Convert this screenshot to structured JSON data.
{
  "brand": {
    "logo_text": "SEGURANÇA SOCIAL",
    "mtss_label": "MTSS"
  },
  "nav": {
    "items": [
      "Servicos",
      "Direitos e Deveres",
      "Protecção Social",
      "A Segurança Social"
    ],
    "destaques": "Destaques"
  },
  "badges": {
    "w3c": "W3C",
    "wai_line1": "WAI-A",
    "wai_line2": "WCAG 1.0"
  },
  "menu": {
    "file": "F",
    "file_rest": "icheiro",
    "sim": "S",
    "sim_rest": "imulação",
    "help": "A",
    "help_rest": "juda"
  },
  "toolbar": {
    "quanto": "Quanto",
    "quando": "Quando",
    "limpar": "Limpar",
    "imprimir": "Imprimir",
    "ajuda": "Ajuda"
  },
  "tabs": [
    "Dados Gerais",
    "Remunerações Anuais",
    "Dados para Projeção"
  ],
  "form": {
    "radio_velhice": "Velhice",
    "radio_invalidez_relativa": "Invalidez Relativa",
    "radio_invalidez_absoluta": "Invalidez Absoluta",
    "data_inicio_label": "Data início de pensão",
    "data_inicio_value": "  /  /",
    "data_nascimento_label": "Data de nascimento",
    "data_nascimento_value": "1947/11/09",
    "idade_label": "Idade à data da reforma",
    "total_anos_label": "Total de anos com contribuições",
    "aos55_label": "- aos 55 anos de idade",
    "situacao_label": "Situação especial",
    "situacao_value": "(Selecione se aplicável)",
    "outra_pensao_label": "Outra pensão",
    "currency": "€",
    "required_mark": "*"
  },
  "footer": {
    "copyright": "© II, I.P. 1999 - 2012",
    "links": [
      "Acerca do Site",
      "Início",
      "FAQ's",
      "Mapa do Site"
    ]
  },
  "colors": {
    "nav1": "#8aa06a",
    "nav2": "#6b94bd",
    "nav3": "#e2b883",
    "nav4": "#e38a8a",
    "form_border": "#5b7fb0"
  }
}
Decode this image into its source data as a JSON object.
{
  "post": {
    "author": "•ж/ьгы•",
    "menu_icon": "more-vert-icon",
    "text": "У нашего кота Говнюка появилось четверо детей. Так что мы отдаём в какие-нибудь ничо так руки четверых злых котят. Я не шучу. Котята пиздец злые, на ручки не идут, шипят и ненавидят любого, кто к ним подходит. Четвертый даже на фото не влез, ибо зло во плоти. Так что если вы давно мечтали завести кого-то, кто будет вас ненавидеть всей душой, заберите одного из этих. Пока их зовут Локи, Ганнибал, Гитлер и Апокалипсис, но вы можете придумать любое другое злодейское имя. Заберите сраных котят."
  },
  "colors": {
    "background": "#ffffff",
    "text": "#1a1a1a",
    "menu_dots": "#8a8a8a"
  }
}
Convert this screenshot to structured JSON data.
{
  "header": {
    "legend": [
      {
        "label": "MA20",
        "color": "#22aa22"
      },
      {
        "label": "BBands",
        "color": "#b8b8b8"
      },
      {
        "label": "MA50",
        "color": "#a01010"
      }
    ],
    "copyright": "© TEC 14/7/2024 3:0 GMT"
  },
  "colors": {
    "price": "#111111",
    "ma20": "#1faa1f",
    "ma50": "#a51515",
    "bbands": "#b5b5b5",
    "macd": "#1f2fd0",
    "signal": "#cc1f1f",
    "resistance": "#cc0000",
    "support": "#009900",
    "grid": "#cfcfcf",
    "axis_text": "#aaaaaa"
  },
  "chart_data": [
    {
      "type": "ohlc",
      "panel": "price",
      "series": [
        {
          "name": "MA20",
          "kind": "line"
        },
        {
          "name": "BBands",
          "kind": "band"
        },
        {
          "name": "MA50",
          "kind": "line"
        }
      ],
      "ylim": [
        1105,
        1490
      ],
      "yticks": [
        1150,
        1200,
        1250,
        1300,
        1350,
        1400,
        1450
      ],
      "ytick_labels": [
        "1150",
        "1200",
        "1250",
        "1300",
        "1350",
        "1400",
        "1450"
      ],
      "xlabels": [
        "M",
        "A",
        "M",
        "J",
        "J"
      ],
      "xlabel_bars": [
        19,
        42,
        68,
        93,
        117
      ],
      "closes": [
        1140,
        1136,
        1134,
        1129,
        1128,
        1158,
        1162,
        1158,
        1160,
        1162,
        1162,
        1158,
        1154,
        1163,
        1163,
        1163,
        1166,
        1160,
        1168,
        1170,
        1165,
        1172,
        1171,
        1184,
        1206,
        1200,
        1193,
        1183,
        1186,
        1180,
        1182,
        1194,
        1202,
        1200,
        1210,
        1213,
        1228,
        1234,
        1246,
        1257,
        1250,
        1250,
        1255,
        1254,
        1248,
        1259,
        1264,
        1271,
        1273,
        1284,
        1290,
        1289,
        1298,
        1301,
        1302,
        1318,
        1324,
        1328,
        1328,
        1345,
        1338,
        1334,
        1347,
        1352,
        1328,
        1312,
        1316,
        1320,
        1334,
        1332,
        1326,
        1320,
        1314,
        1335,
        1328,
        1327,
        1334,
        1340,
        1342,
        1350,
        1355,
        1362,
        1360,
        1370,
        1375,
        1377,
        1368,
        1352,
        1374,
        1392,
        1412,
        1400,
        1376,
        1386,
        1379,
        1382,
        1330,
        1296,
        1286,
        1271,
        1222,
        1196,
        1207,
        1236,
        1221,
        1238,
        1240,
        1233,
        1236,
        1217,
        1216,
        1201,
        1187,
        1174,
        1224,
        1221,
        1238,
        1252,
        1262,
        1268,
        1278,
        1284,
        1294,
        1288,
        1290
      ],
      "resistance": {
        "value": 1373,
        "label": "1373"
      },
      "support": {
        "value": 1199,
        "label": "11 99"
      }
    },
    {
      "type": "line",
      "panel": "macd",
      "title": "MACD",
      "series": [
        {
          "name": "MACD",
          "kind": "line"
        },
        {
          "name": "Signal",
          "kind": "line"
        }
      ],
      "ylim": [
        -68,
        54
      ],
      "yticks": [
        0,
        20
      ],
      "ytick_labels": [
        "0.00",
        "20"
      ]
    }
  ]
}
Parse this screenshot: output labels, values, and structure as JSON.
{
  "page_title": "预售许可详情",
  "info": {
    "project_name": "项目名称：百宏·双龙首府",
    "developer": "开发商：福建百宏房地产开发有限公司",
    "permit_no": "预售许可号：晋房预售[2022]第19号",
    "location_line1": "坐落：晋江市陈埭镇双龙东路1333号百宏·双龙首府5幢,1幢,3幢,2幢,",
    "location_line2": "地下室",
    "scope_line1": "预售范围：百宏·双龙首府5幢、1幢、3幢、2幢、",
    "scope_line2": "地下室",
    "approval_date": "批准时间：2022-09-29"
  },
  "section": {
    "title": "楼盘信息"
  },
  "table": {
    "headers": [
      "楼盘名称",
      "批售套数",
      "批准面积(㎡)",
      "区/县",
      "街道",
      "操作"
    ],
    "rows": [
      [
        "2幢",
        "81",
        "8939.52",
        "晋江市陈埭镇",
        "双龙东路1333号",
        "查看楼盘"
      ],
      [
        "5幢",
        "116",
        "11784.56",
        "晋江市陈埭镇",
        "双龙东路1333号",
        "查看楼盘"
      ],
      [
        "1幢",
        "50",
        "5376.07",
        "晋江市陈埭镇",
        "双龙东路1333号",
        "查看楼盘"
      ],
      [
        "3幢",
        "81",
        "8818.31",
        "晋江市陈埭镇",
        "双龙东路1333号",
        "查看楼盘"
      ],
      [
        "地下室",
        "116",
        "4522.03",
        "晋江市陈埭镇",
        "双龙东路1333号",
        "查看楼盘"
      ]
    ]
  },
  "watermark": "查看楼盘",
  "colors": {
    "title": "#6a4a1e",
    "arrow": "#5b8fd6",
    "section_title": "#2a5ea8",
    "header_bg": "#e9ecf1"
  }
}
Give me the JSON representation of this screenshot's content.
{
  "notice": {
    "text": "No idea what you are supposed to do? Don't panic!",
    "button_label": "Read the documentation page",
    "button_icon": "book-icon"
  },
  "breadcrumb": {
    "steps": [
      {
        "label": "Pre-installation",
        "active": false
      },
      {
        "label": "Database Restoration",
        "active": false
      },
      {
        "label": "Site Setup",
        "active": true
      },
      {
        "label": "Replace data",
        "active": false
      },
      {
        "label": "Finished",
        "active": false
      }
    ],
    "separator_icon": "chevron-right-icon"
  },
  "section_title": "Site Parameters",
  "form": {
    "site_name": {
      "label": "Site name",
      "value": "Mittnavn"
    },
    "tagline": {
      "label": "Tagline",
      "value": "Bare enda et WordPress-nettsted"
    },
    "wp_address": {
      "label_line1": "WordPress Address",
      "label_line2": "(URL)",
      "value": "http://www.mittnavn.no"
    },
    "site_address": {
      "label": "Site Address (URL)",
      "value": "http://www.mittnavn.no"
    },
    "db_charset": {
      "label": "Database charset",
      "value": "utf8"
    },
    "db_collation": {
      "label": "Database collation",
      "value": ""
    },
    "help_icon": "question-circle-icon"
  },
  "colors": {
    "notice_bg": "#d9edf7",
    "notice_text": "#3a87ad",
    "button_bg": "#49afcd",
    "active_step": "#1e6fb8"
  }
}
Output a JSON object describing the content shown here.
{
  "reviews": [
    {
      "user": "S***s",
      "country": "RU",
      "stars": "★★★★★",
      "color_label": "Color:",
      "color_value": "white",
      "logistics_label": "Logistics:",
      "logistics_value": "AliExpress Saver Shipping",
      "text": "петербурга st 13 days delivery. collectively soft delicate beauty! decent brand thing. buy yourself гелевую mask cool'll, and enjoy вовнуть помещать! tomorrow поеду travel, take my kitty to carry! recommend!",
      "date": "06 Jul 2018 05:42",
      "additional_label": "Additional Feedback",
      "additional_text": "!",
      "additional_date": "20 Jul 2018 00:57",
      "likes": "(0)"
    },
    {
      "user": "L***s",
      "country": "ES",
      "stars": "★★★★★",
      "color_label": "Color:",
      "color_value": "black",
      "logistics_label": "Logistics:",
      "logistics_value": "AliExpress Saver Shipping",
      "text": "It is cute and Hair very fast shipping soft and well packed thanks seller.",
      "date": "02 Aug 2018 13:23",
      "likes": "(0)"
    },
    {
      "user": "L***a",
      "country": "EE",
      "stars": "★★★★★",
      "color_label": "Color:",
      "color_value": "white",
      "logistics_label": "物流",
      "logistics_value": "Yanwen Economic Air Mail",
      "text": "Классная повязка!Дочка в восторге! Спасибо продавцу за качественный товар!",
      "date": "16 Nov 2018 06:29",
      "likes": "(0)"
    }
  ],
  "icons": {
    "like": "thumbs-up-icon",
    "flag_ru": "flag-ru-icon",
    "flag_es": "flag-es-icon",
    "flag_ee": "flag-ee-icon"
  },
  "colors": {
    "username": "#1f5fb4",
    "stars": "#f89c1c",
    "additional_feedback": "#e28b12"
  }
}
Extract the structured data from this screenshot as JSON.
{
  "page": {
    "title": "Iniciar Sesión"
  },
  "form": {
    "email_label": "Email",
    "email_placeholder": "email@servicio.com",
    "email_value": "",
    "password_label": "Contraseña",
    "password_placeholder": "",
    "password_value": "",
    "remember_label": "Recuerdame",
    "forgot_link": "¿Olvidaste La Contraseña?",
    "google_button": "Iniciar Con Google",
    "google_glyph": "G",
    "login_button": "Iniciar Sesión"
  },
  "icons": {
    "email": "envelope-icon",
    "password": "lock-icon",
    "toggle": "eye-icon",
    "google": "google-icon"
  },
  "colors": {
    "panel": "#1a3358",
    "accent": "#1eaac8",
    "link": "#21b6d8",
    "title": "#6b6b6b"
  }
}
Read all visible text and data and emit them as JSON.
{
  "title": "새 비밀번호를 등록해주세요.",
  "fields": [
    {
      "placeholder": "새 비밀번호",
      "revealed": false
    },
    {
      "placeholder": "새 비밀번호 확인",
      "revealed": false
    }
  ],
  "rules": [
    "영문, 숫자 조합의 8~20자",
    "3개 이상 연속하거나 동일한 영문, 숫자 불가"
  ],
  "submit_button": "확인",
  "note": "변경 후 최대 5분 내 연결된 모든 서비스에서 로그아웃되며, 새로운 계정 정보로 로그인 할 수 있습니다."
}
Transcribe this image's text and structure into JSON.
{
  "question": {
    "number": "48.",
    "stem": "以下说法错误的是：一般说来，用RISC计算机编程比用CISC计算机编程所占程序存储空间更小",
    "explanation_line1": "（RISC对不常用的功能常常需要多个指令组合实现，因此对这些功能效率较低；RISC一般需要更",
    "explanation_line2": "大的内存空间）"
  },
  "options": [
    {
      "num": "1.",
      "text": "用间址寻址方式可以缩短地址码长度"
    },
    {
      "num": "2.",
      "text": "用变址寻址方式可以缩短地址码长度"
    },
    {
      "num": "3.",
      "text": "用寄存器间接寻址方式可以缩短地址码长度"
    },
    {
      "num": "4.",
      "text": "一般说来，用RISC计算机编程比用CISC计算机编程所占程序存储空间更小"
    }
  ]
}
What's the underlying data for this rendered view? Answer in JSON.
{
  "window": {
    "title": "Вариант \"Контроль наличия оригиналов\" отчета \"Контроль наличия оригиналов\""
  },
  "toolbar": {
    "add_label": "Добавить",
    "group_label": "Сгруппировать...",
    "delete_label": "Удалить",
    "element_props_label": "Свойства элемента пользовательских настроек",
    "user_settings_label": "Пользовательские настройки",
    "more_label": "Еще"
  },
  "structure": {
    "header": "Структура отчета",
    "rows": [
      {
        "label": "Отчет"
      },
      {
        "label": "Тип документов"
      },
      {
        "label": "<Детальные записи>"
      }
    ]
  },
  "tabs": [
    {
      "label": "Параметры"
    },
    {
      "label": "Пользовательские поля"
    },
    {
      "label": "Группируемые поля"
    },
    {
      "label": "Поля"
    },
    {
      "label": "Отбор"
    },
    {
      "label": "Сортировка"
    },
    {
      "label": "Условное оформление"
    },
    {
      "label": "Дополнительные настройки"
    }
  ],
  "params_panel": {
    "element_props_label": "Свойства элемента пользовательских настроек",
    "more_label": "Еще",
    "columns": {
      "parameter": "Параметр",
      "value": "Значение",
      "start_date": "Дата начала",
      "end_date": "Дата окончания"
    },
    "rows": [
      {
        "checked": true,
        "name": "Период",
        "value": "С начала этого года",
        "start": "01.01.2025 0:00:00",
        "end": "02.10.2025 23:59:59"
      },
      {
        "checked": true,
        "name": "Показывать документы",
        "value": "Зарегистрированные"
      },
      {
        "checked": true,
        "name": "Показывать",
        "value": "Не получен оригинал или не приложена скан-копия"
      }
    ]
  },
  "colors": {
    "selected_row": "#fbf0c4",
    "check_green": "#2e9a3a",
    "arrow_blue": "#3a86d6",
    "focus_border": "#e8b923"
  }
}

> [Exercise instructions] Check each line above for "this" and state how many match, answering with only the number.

> [Task answer] 8